MIPI I3C provides important data transmission and management features. It allows in-band prioritized interrupts within the 2-wire interface, eliminating the need for a dedicated interrupt pin, thus drastically reducing the device pin count and signal paths to facilitate incorporation of more sensors in a device.  It offers multi-master support and uses dynamic addressing and standardized commands to control the bus. It also offers advanced power management capabilities to minimize energy consumption and extend battery life. The bus also allows for smaller devices with a lower data rate to be as small as possible, while allowing for integrated and batching devices to use a high data rate without a correspondingly faster clock speed.

MIPI I3C works equally well with standalone sensor/context hubs and with integrated hubs in the application processor (Figure 1). It fully supports combining both, trading off roles depending on phone state.

Figure 1
Using MIPI I3C to interface a sensor engine or a discrete sensor hub

Focus on Efficiency and Performance

Efficiency and performance are extremely important in sensor applications. Always-on sensors and/or hubs often need to accumulate (batch) data over specified intervals, even while the host processor is powered down to a low-power state. The sensor or hub must be able to batch the data and then transmit it as quickly as possible to minimize energy consumption of the host processor. MIPI I3C offers important capabilities to help designers address these needs.

As can be seen in the left of Figure 2, MIPI I3C is always more efficient than I2C. This is the case even when using the I2C-like single data rate (SDR) protocol as well as its high data rate (HDR) protocol modes.

Figure 2
Comparison of I2C and MIPI I3C energy consumption (left) and comparison of I2C and MIPI I3C raw data rates

MIPI I3C also provides substantial data throughput advantages compared to I2C, as shown in right graph in Figure 2.  On standard CMOS I/O, MIPI I3C moves away from a pure open drain bus with strong resistors, which I2C employs, and instead uses a push/pull drive to operate at clock speeds up to 12.5 MHz compared to the 400 kHz or 1 MHz that I2C offers. When MIPI I3C uses its higher performance high-data-rate (HDR) modes, it can send data at two to three times faster speeds at the same bus frequency. Additionally, due to the much higher speeds, devices connected by MIPI I3C interfaces are active for a shorter time, even when sending large amounts of data.

Figure 2
Comparison of I2C and MIPI I3C energy consumption (left) and comparison of I2C and MIPI I3C raw data rates

MIPI I3C allows the use of two different types of mastering to help reduce signaling complexity, minimize energy requirements and keep costs down.  For example, if the host processor is in sleep mode, a secondary master can collect sensor data for batching or computation and then provide it to the host when it wakes up.

Figure 3 shows a typical system with a context/sensor hub that that controls the bus when the application processor/host is powered down. However, it can also control the bus all of the time as well.  The handoff master model allows for efficiency without contention issues.
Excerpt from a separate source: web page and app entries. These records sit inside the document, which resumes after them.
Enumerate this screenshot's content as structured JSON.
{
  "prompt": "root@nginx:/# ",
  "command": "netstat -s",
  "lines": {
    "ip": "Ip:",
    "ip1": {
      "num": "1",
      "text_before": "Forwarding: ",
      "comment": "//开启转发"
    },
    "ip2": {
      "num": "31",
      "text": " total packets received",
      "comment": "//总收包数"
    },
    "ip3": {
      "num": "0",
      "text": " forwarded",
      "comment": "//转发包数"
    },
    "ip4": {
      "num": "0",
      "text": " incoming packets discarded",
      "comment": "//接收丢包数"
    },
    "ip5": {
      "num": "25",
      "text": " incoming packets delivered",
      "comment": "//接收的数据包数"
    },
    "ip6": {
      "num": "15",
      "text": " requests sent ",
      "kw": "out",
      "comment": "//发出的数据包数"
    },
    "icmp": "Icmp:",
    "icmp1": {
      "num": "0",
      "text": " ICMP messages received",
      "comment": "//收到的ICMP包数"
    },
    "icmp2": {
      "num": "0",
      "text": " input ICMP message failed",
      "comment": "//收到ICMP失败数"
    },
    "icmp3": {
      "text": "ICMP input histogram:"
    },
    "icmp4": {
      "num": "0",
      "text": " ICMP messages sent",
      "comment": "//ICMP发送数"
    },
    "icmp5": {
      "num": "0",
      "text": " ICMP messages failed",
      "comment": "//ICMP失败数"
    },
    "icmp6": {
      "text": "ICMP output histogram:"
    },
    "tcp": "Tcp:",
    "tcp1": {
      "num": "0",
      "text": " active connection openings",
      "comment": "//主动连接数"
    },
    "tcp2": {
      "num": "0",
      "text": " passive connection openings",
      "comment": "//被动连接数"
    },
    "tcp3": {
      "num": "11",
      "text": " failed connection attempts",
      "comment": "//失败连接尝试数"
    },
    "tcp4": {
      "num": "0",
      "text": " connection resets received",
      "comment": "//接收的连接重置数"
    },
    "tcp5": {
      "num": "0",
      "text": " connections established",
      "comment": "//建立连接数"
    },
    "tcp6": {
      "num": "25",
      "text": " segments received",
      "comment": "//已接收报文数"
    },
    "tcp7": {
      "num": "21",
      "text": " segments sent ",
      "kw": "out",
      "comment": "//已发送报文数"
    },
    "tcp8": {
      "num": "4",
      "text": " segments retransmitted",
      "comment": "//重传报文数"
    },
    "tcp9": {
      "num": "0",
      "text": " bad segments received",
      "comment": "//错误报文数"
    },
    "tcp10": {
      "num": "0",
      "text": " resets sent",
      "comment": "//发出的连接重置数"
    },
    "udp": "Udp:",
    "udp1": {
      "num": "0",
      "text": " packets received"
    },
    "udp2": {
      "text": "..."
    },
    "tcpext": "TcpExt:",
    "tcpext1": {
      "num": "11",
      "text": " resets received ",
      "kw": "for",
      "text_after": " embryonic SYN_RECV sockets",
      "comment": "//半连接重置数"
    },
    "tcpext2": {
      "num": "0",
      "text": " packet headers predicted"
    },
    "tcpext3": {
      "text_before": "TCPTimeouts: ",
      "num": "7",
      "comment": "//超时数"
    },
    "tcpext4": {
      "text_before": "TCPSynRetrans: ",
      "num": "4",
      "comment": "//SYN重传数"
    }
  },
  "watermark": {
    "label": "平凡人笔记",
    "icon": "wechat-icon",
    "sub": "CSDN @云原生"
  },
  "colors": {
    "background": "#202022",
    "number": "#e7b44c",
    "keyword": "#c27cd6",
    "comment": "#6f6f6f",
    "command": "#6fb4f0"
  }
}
Additionally, for a sensor that needs to sometimes read from another sensor (e.g. a magnetometer), it can use peer-to-peer mastering, which does not require the mechanisms of a master, such as supplying the bus clock.

Figure 3
MIPI I3C Context/sensor hub offloading, always-on sensing and wake sources

MIPI I3C is a game changer for sensor vendors and engineers who work to interconnect sensors in their designs to create new products and applications. The new interface will enable manufacturers to combine multiple sensors from different vendors in a device, streamline integration and drive cost efficiencies. It supports connection to any type of device that employs a host processor or microcontroller using standardized sensor interface to ensure high-performance, low-power operation. It will be practical not only for smartphones, tablets, and wearables, but also for IoT, toys, gaming devices, medical, industrial equipment and other use cases. There is a bright future ahead for MIPI I3C.

NXP Semiconductors
San Jose, CA
(408) 518-5500
www.nxp.com

Qualcomm
San Diego, CA
(858) 587-1121
www.qualcomm.com

MIPI Alliance
www.mipi.org